Data records for software interfaces
- - - -

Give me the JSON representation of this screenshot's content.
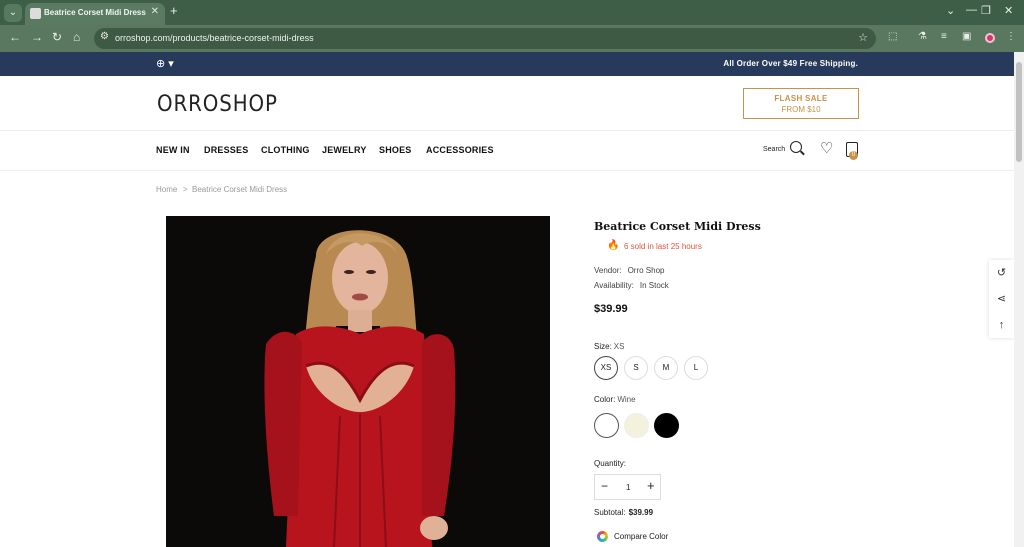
{
  "browser": {
    "tab_title": "Beatrice Corset Midi Dress",
    "url": "orroshop.com/products/beatrice-corset-midi-dress"
  },
  "announcement": {
    "text": "All Order Over $49 Free Shipping."
  },
  "header": {
    "logo": "ORROSHOP",
    "flash_sale_title": "FLASH SALE",
    "flash_sale_sub": "FROM $10"
  },
  "nav": {
    "items": [
      "NEW IN",
      "DRESSES",
      "CLOTHING",
      "JEWELRY",
      "SHOES",
      "ACCESSORIES"
    ],
    "search_label": "Search",
    "cart_count": "0"
  },
  "breadcrumb": {
    "home": "Home",
    "sep": ">",
    "current": "Beatrice Corset Midi Dress"
  },
  "product": {
    "title": "Beatrice Corset Midi Dress",
    "sold_text": "6 sold in last 25 hours",
    "vendor_label": "Vendor:",
    "vendor_value": "Orro Shop",
    "availability_label": "Availability:",
    "availability_value": "In Stock",
    "price": "$39.99",
    "size_label": "Size:",
    "size_value": "XS",
    "sizes": [
      "XS",
      "S",
      "M",
      "L"
    ],
    "color_label": "Color:",
    "color_value": "Wine",
    "colors": [
      "#ffffff",
      "#f4f1dc",
      "#000000"
    ],
    "quantity_label": "Quantity:",
    "quantity": "1",
    "subtotal_label": "Subtotal:",
    "subtotal_value": "$39.99",
    "compare_label": "Compare Color"
  },
  "icons": [
    "globe-icon",
    "search-icon",
    "heart-icon",
    "cart-icon",
    "fire-icon",
    "history-icon",
    "share-icon",
    "back-to-top-icon"
  ]
}
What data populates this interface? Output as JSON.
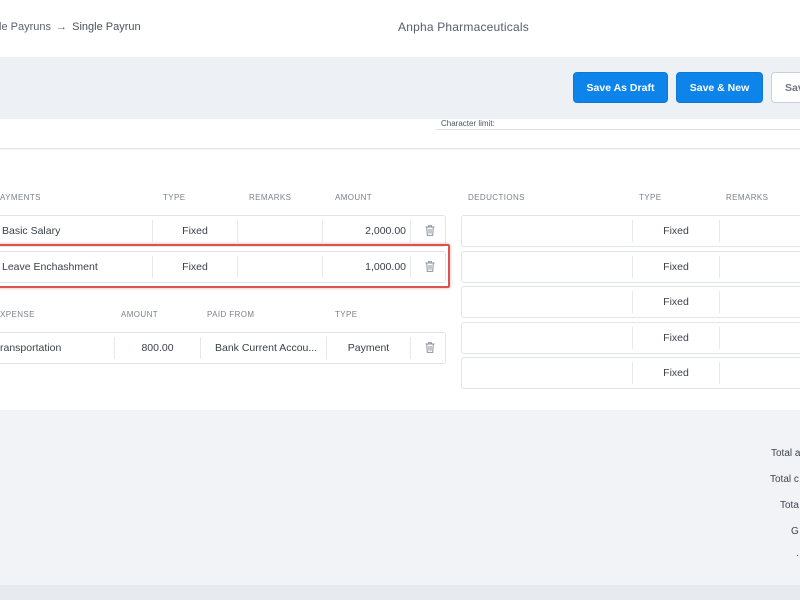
{
  "header": {
    "breadcrumb_link": "le Payruns",
    "breadcrumb_arrow": "→",
    "breadcrumb_current": "Single Payrun",
    "company": "Anpha Pharmaceuticals"
  },
  "toolbar": {
    "save_draft": "Save As Draft",
    "save_new": "Save & New",
    "save": "Sav"
  },
  "character_limit": "Character limit:",
  "payments": {
    "headers": [
      "AYMENTS",
      "TYPE",
      "REMARKS",
      "AMOUNT"
    ],
    "rows": [
      {
        "name": "Basic Salary",
        "type": "Fixed",
        "remarks": "",
        "amount": "2,000.00"
      },
      {
        "name": "Leave Enchashment",
        "type": "Fixed",
        "remarks": "",
        "amount": "1,000.00"
      }
    ]
  },
  "expenses": {
    "headers": [
      "XPENSE",
      "AMOUNT",
      "PAID FROM",
      "TYPE"
    ],
    "rows": [
      {
        "name": "ransportation",
        "amount": "800.00",
        "paid_from": "Bank Current Accou...",
        "type": "Payment"
      }
    ]
  },
  "deductions": {
    "headers": [
      "DEDUCTIONS",
      "TYPE",
      "REMARKS"
    ],
    "rows": [
      {
        "name": "",
        "type": "Fixed"
      },
      {
        "name": "",
        "type": "Fixed"
      },
      {
        "name": "",
        "type": "Fixed"
      },
      {
        "name": "",
        "type": "Fixed"
      },
      {
        "name": "",
        "type": "Fixed"
      }
    ]
  },
  "totals": {
    "t1": "Total a",
    "t2": "Total c",
    "t3": "Tota",
    "t4": "G",
    "t5": "·"
  },
  "icons": {
    "delete": "trash-icon"
  },
  "colors": {
    "primary": "#0d84ea",
    "highlight": "#d9534f"
  }
}
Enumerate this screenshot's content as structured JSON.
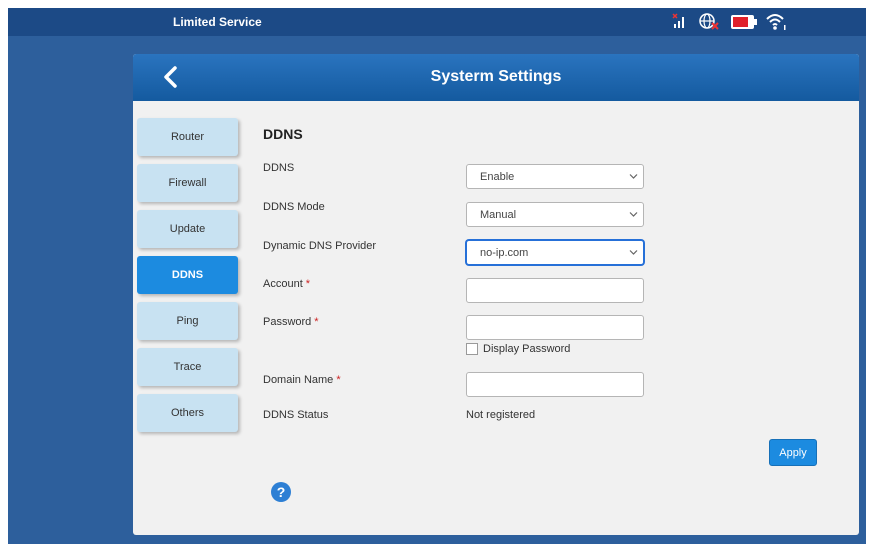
{
  "status_bar": {
    "service_text": "Limited Service",
    "icons": [
      "signal-icon",
      "globe-no-connection-icon",
      "battery-icon",
      "wifi-icon"
    ]
  },
  "header": {
    "title": "Systerm Settings",
    "back_icon": "chevron-left-icon"
  },
  "sidebar": {
    "items": [
      {
        "label": "Router"
      },
      {
        "label": "Firewall"
      },
      {
        "label": "Update"
      },
      {
        "label": "DDNS",
        "active": true
      },
      {
        "label": "Ping"
      },
      {
        "label": "Trace"
      },
      {
        "label": "Others"
      }
    ]
  },
  "form": {
    "section_title": "DDNS",
    "ddns_label": "DDNS",
    "ddns_value": "Enable",
    "mode_label": "DDNS Mode",
    "mode_value": "Manual",
    "provider_label": "Dynamic DNS Provider",
    "provider_value": "no-ip.com",
    "account_label": "Account",
    "account_value": "",
    "password_label": "Password",
    "password_value": "",
    "display_password_label": "Display Password",
    "domain_label": "Domain Name",
    "domain_value": "",
    "status_label": "DDNS Status",
    "status_value": "Not registered",
    "required_mark": "*",
    "apply_label": "Apply"
  },
  "help": {
    "glyph": "?"
  },
  "colors": {
    "accent": "#1c8be0",
    "background": "#2d5f9c",
    "header": "#1a65b0",
    "menu_idle": "#c8e2f2",
    "required": "#cc2222"
  }
}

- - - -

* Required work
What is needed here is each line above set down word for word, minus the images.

* Finished task
Give me the JSON representation of this screenshot's content.
{
  "browser": {
    "tab_title": "Beatrice Corset Midi Dress",
    "url": "orroshop.com/products/beatrice-corset-midi-dress"
  },
  "announcement": {
    "text": "All Order Over $49 Free Shipping."
  },
  "header": {
    "logo": "ORROSHOP",
    "flash_sale_title": "FLASH SALE",
    "flash_sale_sub": "FROM $10"
  },
  "nav": {
    "items": [
      "NEW IN",
      "DRESSES",
      "CLOTHING",
      "JEWELRY",
      "SHOES",
      "ACCESSORIES"
    ],
    "search_label": "Search",
    "cart_count": "0"
  },
  "breadcrumb": {
    "home": "Home",
    "sep": ">",
    "current": "Beatrice Corset Midi Dress"
  },
  "product": {
    "title": "Beatrice Corset Midi Dress",
    "sold_text": "6 sold in last 25 hours",
    "vendor_label": "Vendor:",
    "vendor_value": "Orro Shop",
    "availability_label": "Availability:",
    "availability_value": "In Stock",
    "price": "$39.99",
    "size_label": "Size:",
    "size_value": "XS",
    "sizes": [
      "XS",
      "S",
      "M",
      "L"
    ],
    "color_label": "Color:",
    "color_value": "Wine",
    "colors": [
      "#ffffff",
      "#f4f1dc",
      "#000000"
    ],
    "quantity_label": "Quantity:",
    "quantity": "1",
    "subtotal_label": "Subtotal:",
    "subtotal_value": "$39.99",
    "compare_label": "Compare Color"
  },
  "icons": [
    "globe-icon",
    "search-icon",
    "heart-icon",
    "cart-icon",
    "fire-icon",
    "history-icon",
    "share-icon",
    "back-to-top-icon"
  ]
}
What data populates this interface? Output as JSON.
{
  "header": {
    "breadcrumb_link": "le Payruns",
    "breadcrumb_arrow": "→",
    "breadcrumb_current": "Single Payrun",
    "company": "Anpha Pharmaceuticals"
  },
  "toolbar": {
    "save_draft": "Save As Draft",
    "save_new": "Save & New",
    "save": "Sav"
  },
  "character_limit": "Character limit:",
  "payments": {
    "headers": [
      "AYMENTS",
      "TYPE",
      "REMARKS",
      "AMOUNT"
    ],
    "rows": [
      {
        "name": "Basic Salary",
        "type": "Fixed",
        "remarks": "",
        "amount": "2,000.00"
      },
      {
        "name": "Leave Enchashment",
        "type": "Fixed",
        "remarks": "",
        "amount": "1,000.00"
      }
    ]
  },
  "expenses": {
    "headers": [
      "XPENSE",
      "AMOUNT",
      "PAID FROM",
      "TYPE"
    ],
    "rows": [
      {
        "name": "ransportation",
        "amount": "800.00",
        "paid_from": "Bank Current Accou...",
        "type": "Payment"
      }
    ]
  },
  "deductions": {
    "headers": [
      "DEDUCTIONS",
      "TYPE",
      "REMARKS"
    ],
    "rows": [
      {
        "name": "",
        "type": "Fixed"
      },
      {
        "name": "",
        "type": "Fixed"
      },
      {
        "name": "",
        "type": "Fixed"
      },
      {
        "name": "",
        "type": "Fixed"
      },
      {
        "name": "",
        "type": "Fixed"
      }
    ]
  },
  "totals": {
    "t1": "Total a",
    "t2": "Total c",
    "t3": "Tota",
    "t4": "G",
    "t5": "·"
  },
  "icons": {
    "delete": "trash-icon"
  },
  "colors": {
    "primary": "#0d84ea",
    "highlight": "#d9534f"
  }
}
Enumerate this screenshot's content as structured JSON.
{
  "status_bar": {
    "service_text": "Limited Service",
    "icons": [
      "signal-icon",
      "globe-no-connection-icon",
      "battery-icon",
      "wifi-icon"
    ]
  },
  "header": {
    "title": "Systerm Settings",
    "back_icon": "chevron-left-icon"
  },
  "sidebar": {
    "items": [
      {
        "label": "Router"
      },
      {
        "label": "Firewall"
      },
      {
        "label": "Update"
      },
      {
        "label": "DDNS",
        "active": true
      },
      {
        "label": "Ping"
      },
      {
        "label": "Trace"
      },
      {
        "label": "Others"
      }
    ]
  },
  "form": {
    "section_title": "DDNS",
    "ddns_label": "DDNS",
    "ddns_value": "Enable",
    "mode_label": "DDNS Mode",
    "mode_value": "Manual",
    "provider_label": "Dynamic DNS Provider",
    "provider_value": "no-ip.com",
    "account_label": "Account",
    "account_value": "",
    "password_label": "Password",
    "password_value": "",
    "display_password_label": "Display Password",
    "domain_label": "Domain Name",
    "domain_value": "",
    "status_label": "DDNS Status",
    "status_value": "Not registered",
    "required_mark": "*",
    "apply_label": "Apply"
  },
  "help": {
    "glyph": "?"
  },
  "colors": {
    "accent": "#1c8be0",
    "background": "#2d5f9c",
    "header": "#1a65b0",
    "menu_idle": "#c8e2f2",
    "required": "#cc2222"
  }
}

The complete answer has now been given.